> _What you should do_
Retype every record exactly. Skip the images.

(Beginning of Dataset extract)

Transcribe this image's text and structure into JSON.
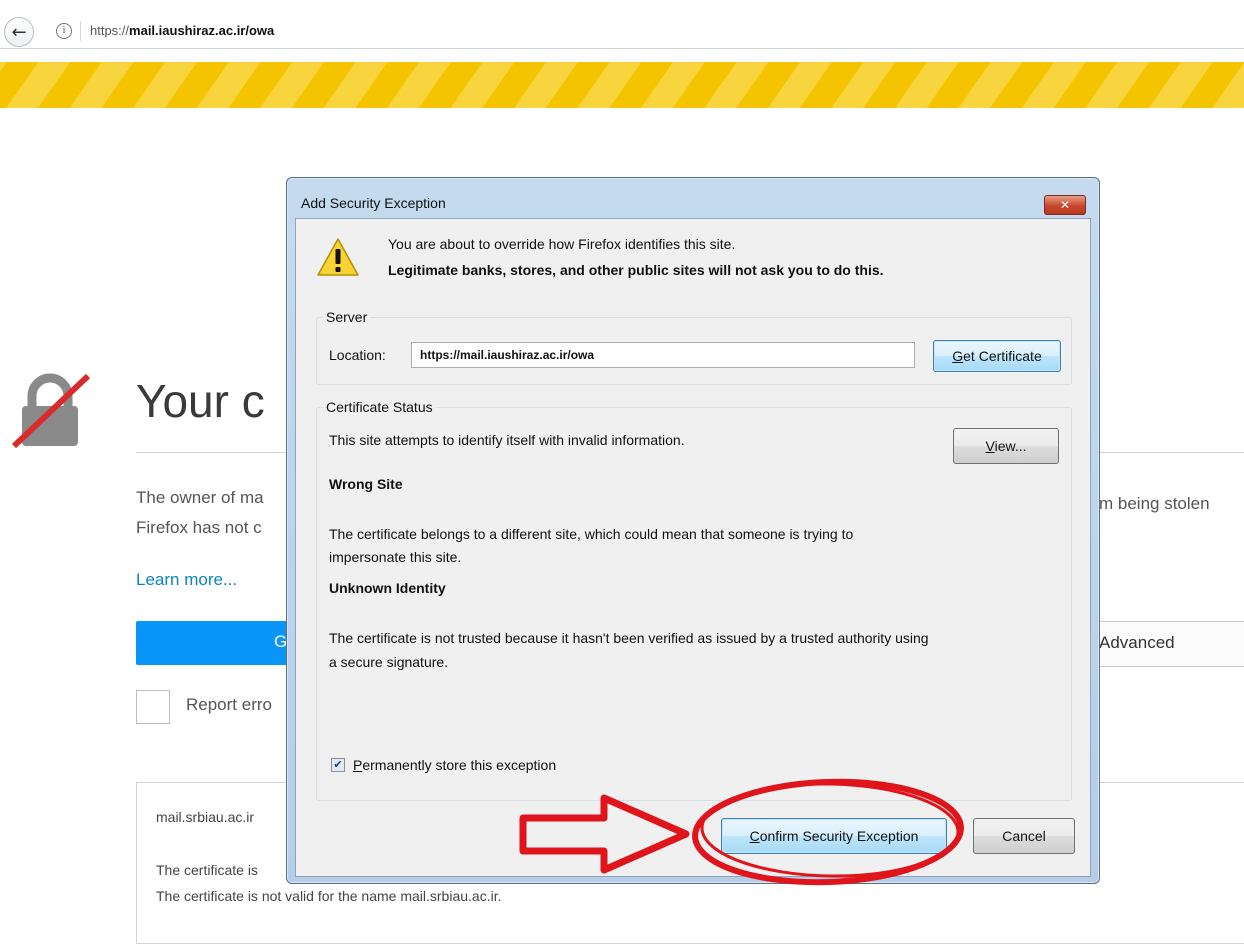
{
  "browser": {
    "url_prefix": "https://",
    "url_host": "mail.iaushiraz.ac.ir/owa",
    "info_glyph": "i",
    "back_glyph": "←"
  },
  "error_page": {
    "title": "Your c",
    "paragraph_line1": "The owner of ma",
    "paragraph_line2": "Firefox has not c",
    "paragraph_right": "m being stolen",
    "learn_more": "Learn more...",
    "go_back_label": "G",
    "advanced_label": "Advanced",
    "report_label": "Report erro",
    "details": {
      "host": "mail.srbiau.ac.ir",
      "line1": "The certificate is",
      "line2": "The certificate is not valid for the name mail.srbiau.ac.ir."
    }
  },
  "dialog": {
    "title": "Add Security Exception",
    "close_glyph": "✕",
    "warning_line1": "You are about to override how Firefox identifies this site.",
    "warning_line2": "Legitimate banks, stores, and other public sites will not ask you to do this.",
    "server": {
      "legend": "Server",
      "location_label": "Location:",
      "location_value": "https://mail.iaushiraz.ac.ir/owa",
      "get_certificate_prefix": "G",
      "get_certificate_rest": "et Certificate"
    },
    "status": {
      "legend": "Certificate Status",
      "intro": "This site attempts to identify itself with invalid information.",
      "view_prefix": "V",
      "view_rest": "iew...",
      "wrong_site_heading": "Wrong Site",
      "wrong_site_line1": "The certificate belongs to a different site, which could mean that someone is trying to",
      "wrong_site_line2": "impersonate this site.",
      "unknown_identity_heading": "Unknown Identity",
      "unknown_identity_line1": "The certificate is not trusted because it hasn't been verified as issued by a trusted authority using",
      "unknown_identity_line2": "a secure signature.",
      "permanent_prefix": "P",
      "permanent_rest": "ermanently store this exception",
      "permanent_checked_glyph": "✔"
    },
    "confirm_prefix": "C",
    "confirm_rest": "onfirm Security Exception",
    "cancel_label": "Cancel"
  },
  "colors": {
    "annotation_red": "#e0141b",
    "firefox_blue": "#0996f8",
    "warning_yellow": "#f5c400"
  }
}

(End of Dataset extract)

> _Solution to the exercise_
Transcribe this image's text and structure into JSON.
{
  "browser": {
    "url_prefix": "https://",
    "url_host": "mail.iaushiraz.ac.ir/owa",
    "info_glyph": "i",
    "back_glyph": "←"
  },
  "error_page": {
    "title": "Your c",
    "paragraph_line1": "The owner of ma",
    "paragraph_line2": "Firefox has not c",
    "paragraph_right": "m being stolen",
    "learn_more": "Learn more...",
    "go_back_label": "G",
    "advanced_label": "Advanced",
    "report_label": "Report erro",
    "details": {
      "host": "mail.srbiau.ac.ir",
      "line1": "The certificate is",
      "line2": "The certificate is not valid for the name mail.srbiau.ac.ir."
    }
  },
  "dialog": {
    "title": "Add Security Exception",
    "close_glyph": "✕",
    "warning_line1": "You are about to override how Firefox identifies this site.",
    "warning_line2": "Legitimate banks, stores, and other public sites will not ask you to do this.",
    "server": {
      "legend": "Server",
      "location_label": "Location:",
      "location_value": "https://mail.iaushiraz.ac.ir/owa",
      "get_certificate_prefix": "G",
      "get_certificate_rest": "et Certificate"
    },
    "status": {
      "legend": "Certificate Status",
      "intro": "This site attempts to identify itself with invalid information.",
      "view_prefix": "V",
      "view_rest": "iew...",
      "wrong_site_heading": "Wrong Site",
      "wrong_site_line1": "The certificate belongs to a different site, which could mean that someone is trying to",
      "wrong_site_line2": "impersonate this site.",
      "unknown_identity_heading": "Unknown Identity",
      "unknown_identity_line1": "The certificate is not trusted because it hasn't been verified as issued by a trusted authority using",
      "unknown_identity_line2": "a secure signature.",
      "permanent_prefix": "P",
      "permanent_rest": "ermanently store this exception",
      "permanent_checked_glyph": "✔"
    },
    "confirm_prefix": "C",
    "confirm_rest": "onfirm Security Exception",
    "cancel_label": "Cancel"
  },
  "colors": {
    "annotation_red": "#e0141b",
    "firefox_blue": "#0996f8",
    "warning_yellow": "#f5c400"
  }
}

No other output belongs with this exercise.